To many in Munfordville, Charlie Williams is simply known as “the tree man.”
From a young age, Charlie developed a passion for woodland stewardship after he received 90 acres of land from his grandfather for Christmas. He has nurtured and expanded his landholdings into 1,200 acres, much of it woodlands.
As he accumulated his land, some tracts were littered with concrete slabs, old tractor parts and appliances. He removed the debris and replaced it with trees, clover and fescue. In the old tobacco fields, he planted warm season grasses, providing habitat for quail, rabbits and songbirds. Through an easement agreement with a local electric cooperative, Charlie planted Swamp milkweed for monarch butterfly habitat. He also allows deer and turkey hunting to prevent damage from overpopulation.
Charlie also contributes to the care for wildlife underground in caves beneath his land. After halting tobacco production, fertlizers, lime and chemicals no longer drained into the caves. This resulted in a better environment for cave dwellers and improved the quality of the cave drainage into the Green River.

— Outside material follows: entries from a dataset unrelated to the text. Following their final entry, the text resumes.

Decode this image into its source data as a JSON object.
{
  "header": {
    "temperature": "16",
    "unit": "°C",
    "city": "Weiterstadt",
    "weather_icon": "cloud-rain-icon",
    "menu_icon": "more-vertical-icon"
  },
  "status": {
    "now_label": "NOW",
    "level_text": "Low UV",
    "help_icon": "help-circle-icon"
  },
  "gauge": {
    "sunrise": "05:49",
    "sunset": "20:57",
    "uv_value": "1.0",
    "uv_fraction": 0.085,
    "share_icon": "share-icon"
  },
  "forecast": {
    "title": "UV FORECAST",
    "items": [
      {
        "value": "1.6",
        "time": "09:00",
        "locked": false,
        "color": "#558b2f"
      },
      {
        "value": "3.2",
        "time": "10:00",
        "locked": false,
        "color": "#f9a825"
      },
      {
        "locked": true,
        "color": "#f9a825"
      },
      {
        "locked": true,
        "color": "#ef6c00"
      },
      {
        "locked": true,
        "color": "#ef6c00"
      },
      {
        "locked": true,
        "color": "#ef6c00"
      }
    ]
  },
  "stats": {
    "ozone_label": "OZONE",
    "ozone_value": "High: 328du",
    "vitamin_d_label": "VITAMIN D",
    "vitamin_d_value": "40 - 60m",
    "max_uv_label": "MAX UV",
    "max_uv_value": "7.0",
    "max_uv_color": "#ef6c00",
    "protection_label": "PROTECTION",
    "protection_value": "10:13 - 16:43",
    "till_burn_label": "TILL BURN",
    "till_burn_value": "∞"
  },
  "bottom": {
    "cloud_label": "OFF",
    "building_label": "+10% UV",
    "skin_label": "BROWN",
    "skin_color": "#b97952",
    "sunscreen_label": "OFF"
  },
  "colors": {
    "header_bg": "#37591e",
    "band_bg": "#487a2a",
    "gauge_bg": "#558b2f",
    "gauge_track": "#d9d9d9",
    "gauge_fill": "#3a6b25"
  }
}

Seeking to reverse 200 years of top-grading, which occurs when loggers remove the most valuable tree species (like walnut and white oak), Charlie became the first Kentuckian to bottom-grade woodlands. In this approach, he only harvests dying, fire-damaged or poor quality trees, improving the health and vitality of the remaining trees. This method has received acclaim from his peers within the forestry industry.
Charlie welcomes those who want to learn more about the value of woodland conservation. He has hosted thousands of forestry field days for children, undergraduates and business people seeking to learn more about woodlands. During the summer, he provides employment for high school and college students, by teaching them to identify, plant and prune trees.
"With regard to conservation, I know of no one who more embodies commitment to a land ethic than Charlie,” said Dr. Todd Willian, a professor of agriculture at Western Kentucky University. “His involvement with nature conservancy will one day undoubtedly be his most lasting legacy to his community and the Commonwealth."